A few of the questions to consider when thinking about your current situation:

 • Is there a solve-able problem at your current firm?
   - If yes, have you communicated with someone that is empowered to make that change?
   - Have you given your firm an adequate amount of time to make the necessary changes?

 • If you’re a ladder climber, and opportunity knocks, is it worth going after your destiny or is it
   better to vest more time with your current employer?

   - How much risk is involved?
   - What is the upside vs. downside?

If you have taken some time to consider those questions and you still aren’t sure if it’s time to change jobs, there are a few indicators to help you figure it out. Below are some of the situations that might mean its time to start looking at what’s out there:

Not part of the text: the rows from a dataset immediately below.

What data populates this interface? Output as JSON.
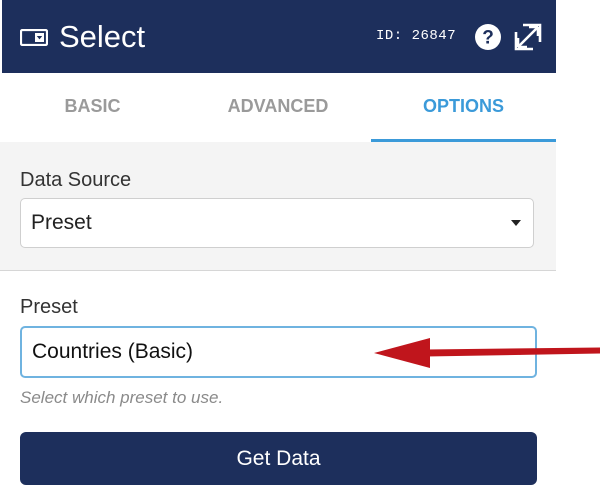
{
  "header": {
    "title": "Select",
    "id_label": "ID: 26847",
    "type_icon": "select-field-icon",
    "help_icon": "question-circle-icon",
    "expand_icon": "expand-arrows-icon",
    "background_color": "#1d2f5c"
  },
  "tabs": [
    {
      "label": "BASIC",
      "active": false
    },
    {
      "label": "ADVANCED",
      "active": false
    },
    {
      "label": "OPTIONS",
      "active": true
    }
  ],
  "accent_color": "#3b9ad9",
  "data_source": {
    "label": "Data Source",
    "value": "Preset",
    "caret_icon": "caret-down-icon"
  },
  "preset": {
    "label": "Preset",
    "value": "Countries (Basic)",
    "help_text": "Select which preset to use.",
    "caret_icon": "caret-down-icon"
  },
  "get_data_button": {
    "label": "Get Data"
  },
  "annotation": {
    "icon": "red-arrow-pointer",
    "color": "#c0151c"
  }
}
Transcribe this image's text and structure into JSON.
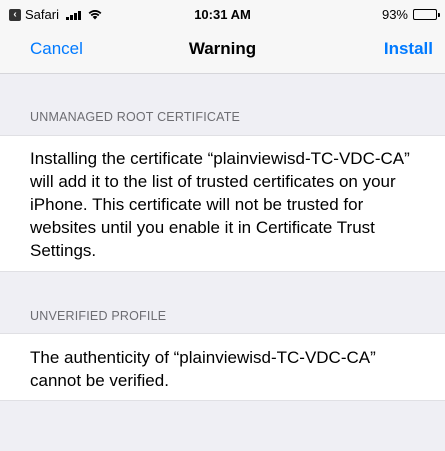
{
  "status_bar": {
    "back_app": "Safari",
    "time": "10:31 AM",
    "battery": "93%",
    "battery_level": 0.93
  },
  "nav": {
    "cancel_label": "Cancel",
    "title": "Warning",
    "install_label": "Install",
    "accent_color": "#007aff"
  },
  "sections": [
    {
      "header": "UNMANAGED ROOT CERTIFICATE",
      "body": "Installing the certificate “plainviewisd-TC-VDC-CA” will add it to the list of trusted certificates on your iPhone. This certificate will not be trusted for websites until you enable it in Certificate Trust Settings."
    },
    {
      "header": "UNVERIFIED PROFILE",
      "body": "The authenticity of “plainviewisd-TC-VDC-CA” cannot be verified."
    }
  ],
  "icons": [
    "back-app-icon",
    "signal-icon",
    "wifi-icon",
    "battery-icon"
  ]
}
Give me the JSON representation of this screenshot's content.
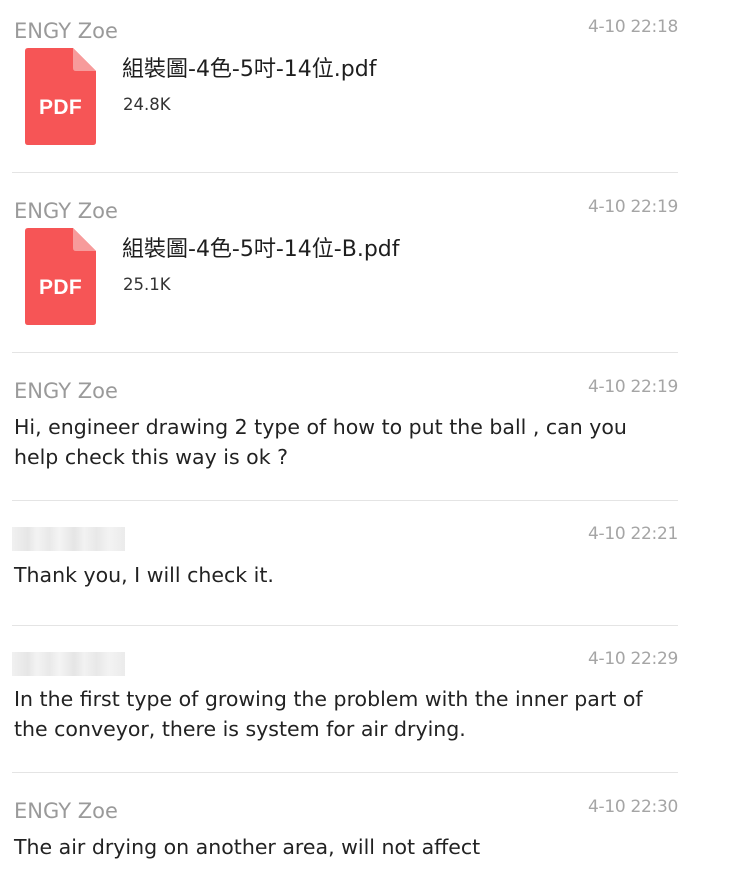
{
  "theme": {
    "pdf_red": "#f65556",
    "pdf_fold": "#f79b9b",
    "sender_gray": "#9a9a9a",
    "divider": "#e4e4e4"
  },
  "messages": [
    {
      "sender": "ENGY Zoe",
      "time": "4-10 22:18",
      "file": {
        "icon": "pdf-icon",
        "icon_label": "PDF",
        "name": "組裝圖-4色-5吋-14位.pdf",
        "size": "24.8K"
      }
    },
    {
      "sender": "ENGY Zoe",
      "time": "4-10 22:19",
      "file": {
        "icon": "pdf-icon",
        "icon_label": "PDF",
        "name": "組裝圖-4色-5吋-14位-B.pdf",
        "size": "25.1K"
      }
    },
    {
      "sender": "ENGY Zoe",
      "time": "4-10 22:19",
      "text": "Hi, engineer drawing 2 type of how to put the ball , can you help check this way is ok ?"
    },
    {
      "sender_redacted": true,
      "time": "4-10 22:21",
      "text": "Thank you, I will check it."
    },
    {
      "sender_redacted": true,
      "time": "4-10 22:29",
      "text": "In the first type of growing the problem with the inner part of the conveyor, there is system for air drying."
    },
    {
      "sender": "ENGY Zoe",
      "time": "4-10 22:30",
      "text": "The air drying on another area, will not affect"
    }
  ]
}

You don’t fit in.  Maybe you and your coworkers are like oil and water; or maybe you have serious value differences with the company on how the business is run.

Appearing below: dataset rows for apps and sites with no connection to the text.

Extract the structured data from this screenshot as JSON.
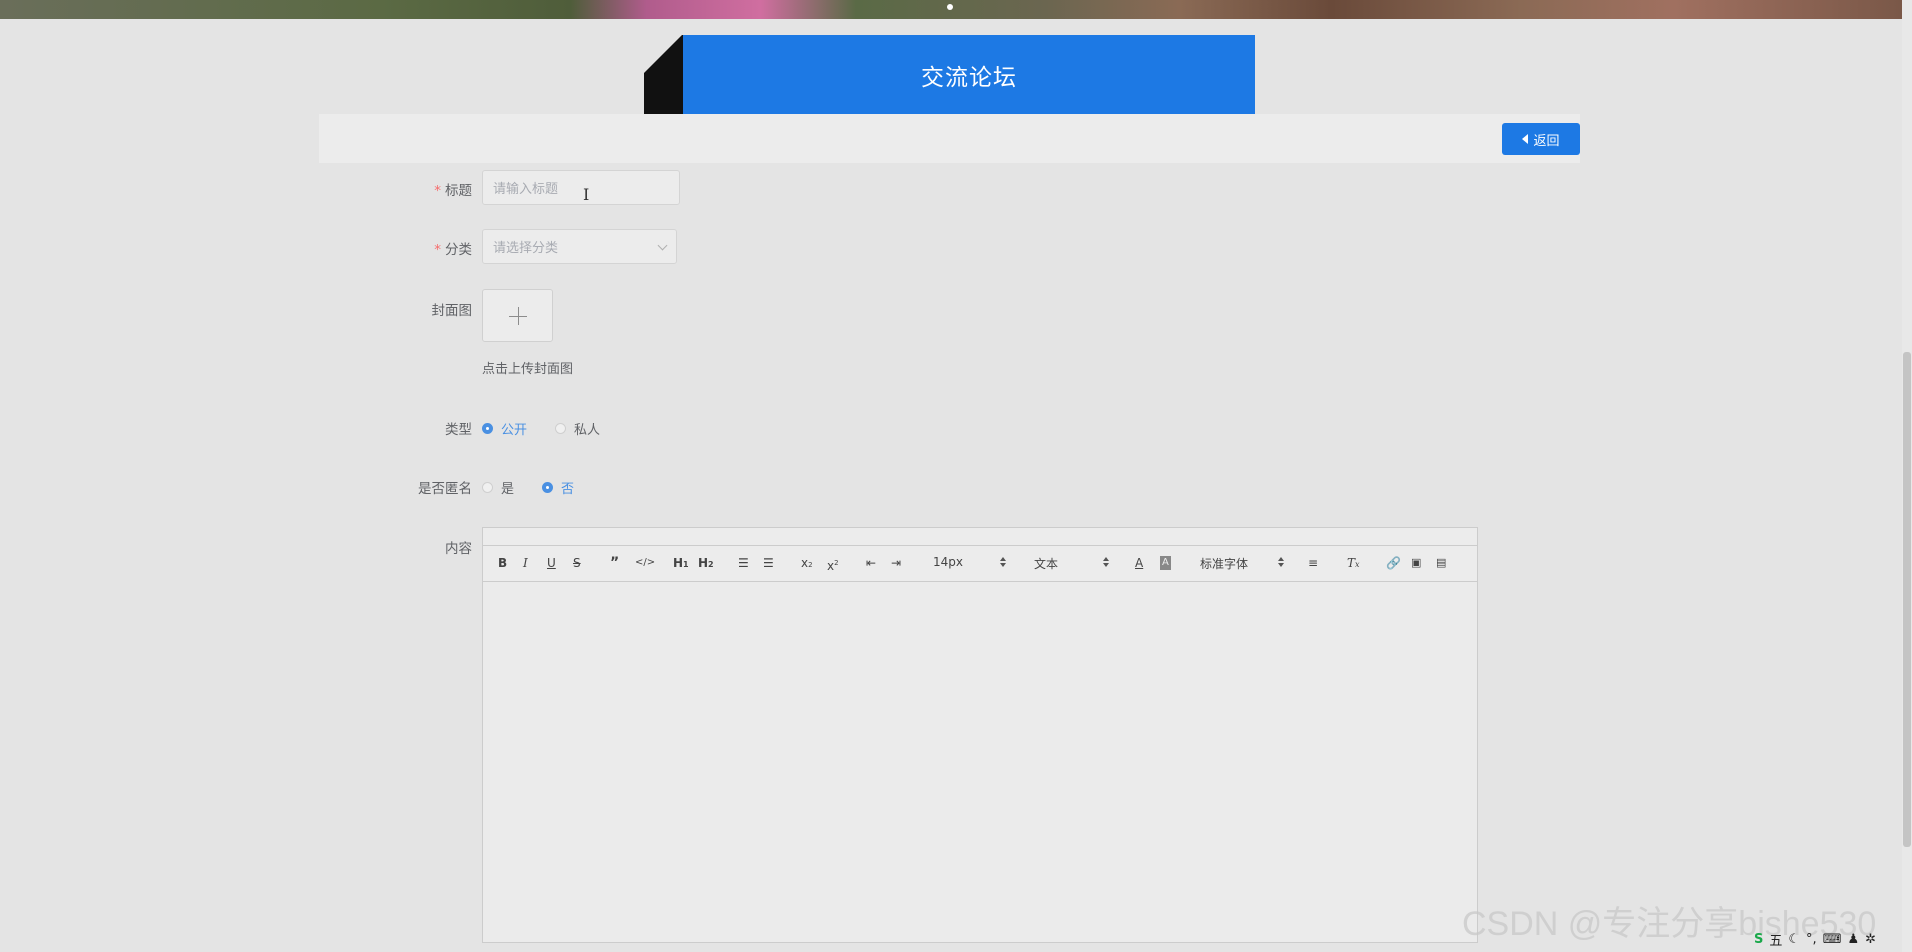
{
  "page_title": "交流论坛",
  "back_button": "返回",
  "form": {
    "title": {
      "label": "标题",
      "placeholder": "请输入标题"
    },
    "category": {
      "label": "分类",
      "placeholder": "请选择分类"
    },
    "cover": {
      "label": "封面图",
      "hint": "点击上传封面图"
    },
    "type": {
      "label": "类型",
      "options": [
        "公开",
        "私人"
      ],
      "selected": "公开"
    },
    "anonymous": {
      "label": "是否匿名",
      "options": [
        "是",
        "否"
      ],
      "selected": "否"
    },
    "content": {
      "label": "内容"
    }
  },
  "editor": {
    "font_size": "14px",
    "header_select": "文本",
    "font_family": "标准字体"
  },
  "watermark": "CSDN @专注分享bishe530",
  "tray": {
    "ime": "五"
  },
  "colors": {
    "accent": "#1d79e4",
    "radio_active": "#4a90e2",
    "required": "#f56c6c"
  }
}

Your career hasn’t gone anywhere since you got there and you can’t see “up”. Having room to grow and learn is important in a career; you do a better job when you’re engaged in what you’re doing.  Whether it’s getting a promotion or just expanding your skill set, new responsibilities can help you enjoy your job more.

Your personal values and needs have changed. You could have had the “perfect job” at one point, but because of a changing lifestyle or different family needs your job doesn’t fit you anymore.

You’re not valued. If you feel like you’re not appreciated or that you’re “just a number” for the company. Great employees want to feel like they’re making a difference and not just punching a timecard.

You dread going to work in the mornings Think about where your current level of satisfaction is on a scale of 1 to 10 (10 you jump up on Mondays and are glad the weekend is finally over, 1 someone has to convince you to go back to work on Monday) at your current position. If you stay where you are, will that still be how you feel one year from now?

While it can be scary to consider leaving your current position, you should remember that you deserve to have a job that you love where you are able to show your full potential and you feel appreciated for the job that you do.